The “Secrets” Revealed in the Periodic Table: Nearly everyone has at least some knowledge of the periodic table. We’ve seen it in textbooks, in classrooms, and even in nerdy science memes. But many are surprised to discover just how much information is contained in this modern scientific marvel. In this post, you will learn how the periodic table is arranged and some of the information you can learn from the table, once you know where to look. Learn how to read the periodic table, how new elements are made, and much more! Videos and links to additional information are included.
Top Picks for Virtual Labs and Simulations: A list and description of my favorite virtual labs and simulations for students learning chemistry (and biology and /physics/physical science). Some absolute gems here!
Periodic Table Battleship: This is a fantastic way to familiarize students with the Periodic Table and can be used for multiple ages. Students use this game just like Battleship, but instead of traditional coordinates, they navigate around the periodic table. Students attempt to find their opponent’s battleships by using their knowledge of the periodic table. The game can be scaled up or down in difficulty based on how familiar your students are with the periodic table.”Is your battleship in row 4, column 8?” (easy version) or “Is your battleship located on the noble gas in row 3?” or “Is your battleship located on the element with 2 valence electrons in period 5?” (advanced version). You can find more information about how to assemble your own version of PERIODIC TABLE BATTLESHIP here.

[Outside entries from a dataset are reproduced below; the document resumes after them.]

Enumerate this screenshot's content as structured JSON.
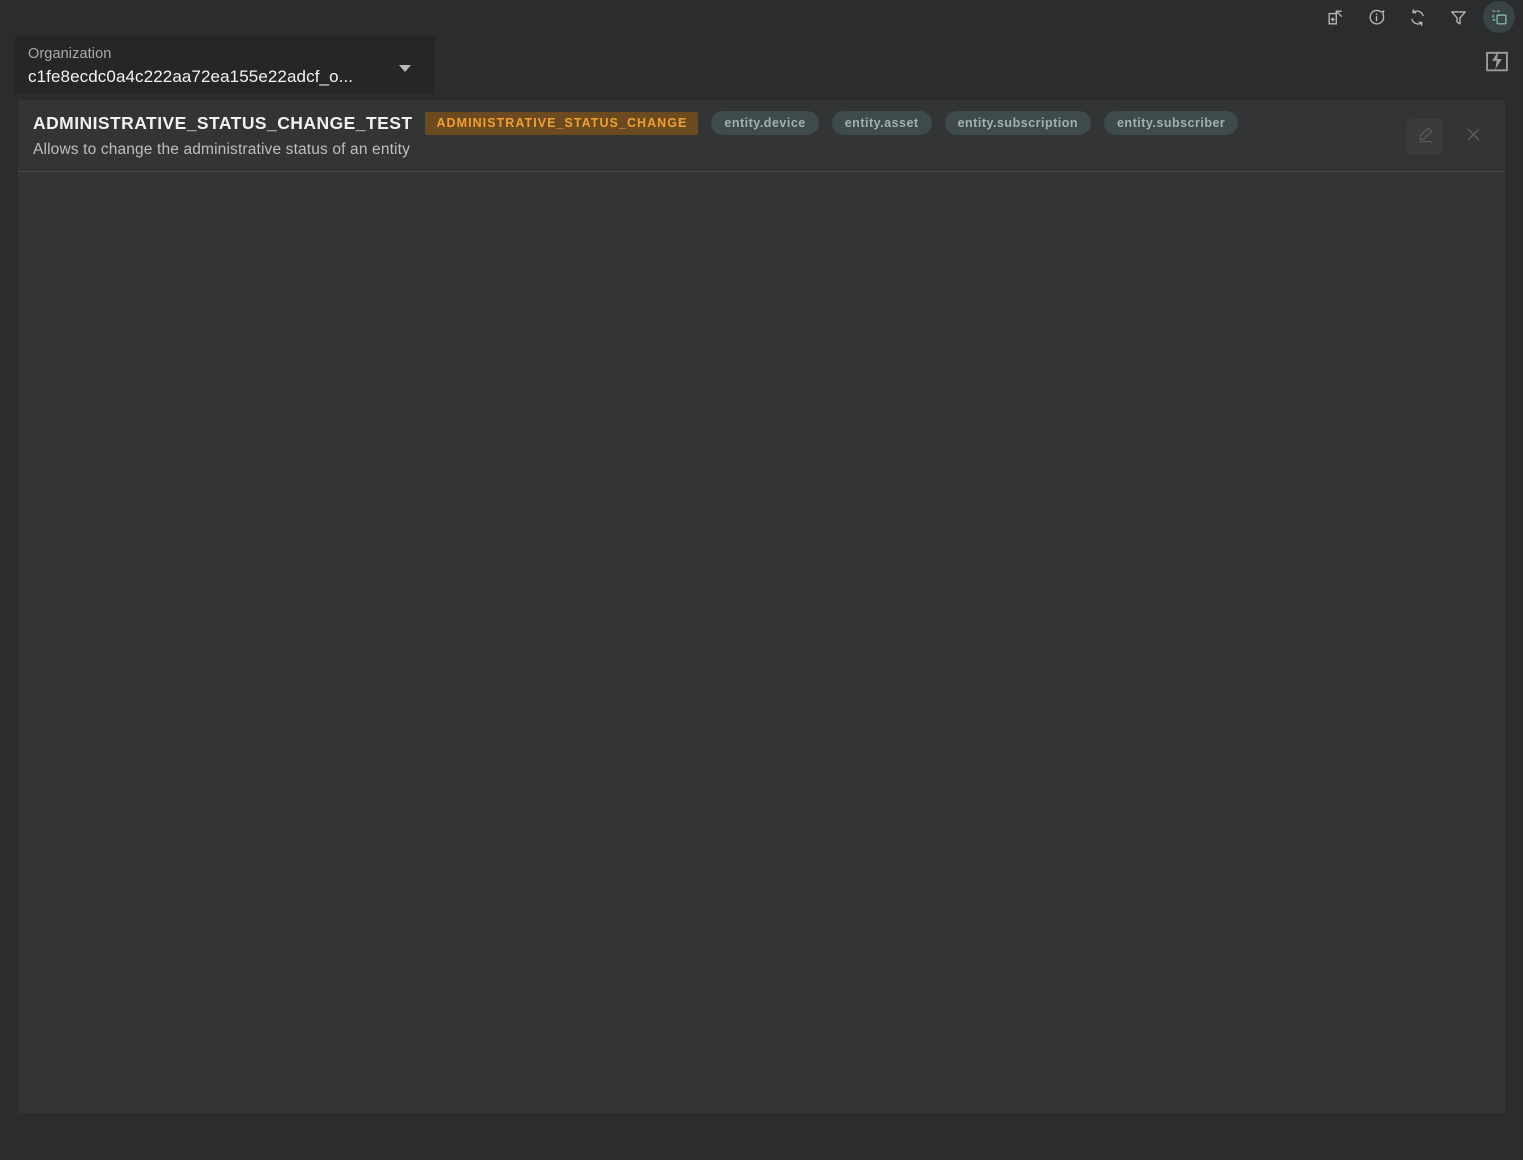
{
  "toolbar": {
    "icons": [
      {
        "name": "export-add-icon",
        "label": "Export"
      },
      {
        "name": "info-icon",
        "label": "Info"
      },
      {
        "name": "refresh-icon",
        "label": "Refresh"
      },
      {
        "name": "filter-icon",
        "label": "Filter"
      },
      {
        "name": "select-objects-icon",
        "label": "Select objects",
        "active": true
      }
    ],
    "flash_icon": "flash-action-icon",
    "accent_color": "#7fb3ae"
  },
  "organization": {
    "label": "Organization",
    "value": "c1fe8ecdc0a4c222aa72ea155e22adcf_o...",
    "caret": "chevron-down-icon"
  },
  "panel": {
    "title": "ADMINISTRATIVE_STATUS_CHANGE_TEST",
    "subtitle": "Allows to change the administrative status of an entity",
    "type_badge": {
      "label": "ADMINISTRATIVE_STATUS_CHANGE",
      "background": "#6b4a1f",
      "color": "#f0a030"
    },
    "entity_badges": [
      {
        "label": "entity.device"
      },
      {
        "label": "entity.asset"
      },
      {
        "label": "entity.subscription"
      },
      {
        "label": "entity.subscriber"
      }
    ],
    "badge_background": "#3f4a4a",
    "badge_color": "#9fb2b2",
    "actions": [
      {
        "name": "edit-button",
        "icon": "pencil-icon",
        "label": "Edit"
      },
      {
        "name": "close-button",
        "icon": "close-icon",
        "label": "Close"
      }
    ]
  },
  "colors": {
    "page_background": "#2b2c2e",
    "panel_background": "#333436",
    "field_background": "#252628",
    "divider": "#474849"
  }
}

Make Ice Cream in a Baggie: Learning is better with snacks! Help your student understand endothermic/exothermic reactions, solutions, and freezing point depressions with this fun activity.
Explore Non-Newtonian Fluids with Oobleck: What do Oobleck, ketchup, shaving cream, and quicksand all have in common? They’re all non-Newtonian fluids. Learn about these peculiar substances that seem to blur the lines between solid and liquid and make some for yourself!
Why Static Electricity Seems Worse in Winter: Learn what causes static buildup and discharge at the atomic level, and why you tend to get shocked more during the winter months.
Seven Good Resources to Help Students Learn the Periodic Table from Free Technology for Teachers
I am currently compiling my list of resources for understanding and teaching physics and physical science, so look for that soon.
Here are a few of the resources I use to stay on top of the latest science:
- Scientific American: “Scientific American, the longest continuously published magazine in the U.S., has been bringing its readers unique insights about developments in science and technology for more than 170 years.”
- Science Friday: “Covering the outer reaches of space to the tiniest microbes in our bodies, Science Friday is the source for entertaining and educational stories about science, technology, and other cool stuff.”
- ThoughtCo.com: “At ThoughtCo, we believe that great inspiration begins with a question, and we help 13 million users answer theirs every month. Whether yours is about science and math, humanities and religion, or architecture and the arts, our in-depth articles, written by literature writers, Ph.D.s, and experienced instructors, are designed to give you the answers and information you need in a clear, easy-to-navigate format. So whether you are asking for a class, that next conversation, or just because you want to know, ThoughtCo can help.”
- Curiosity.com: “Curiosity is on a mission to make learning easier and more fun than it has ever been. Our goal is to ignite curiosity and inspire people to learn. Each day, we create and curate engaging topics for millions of lifelong learners worldwide.”
- National Geographic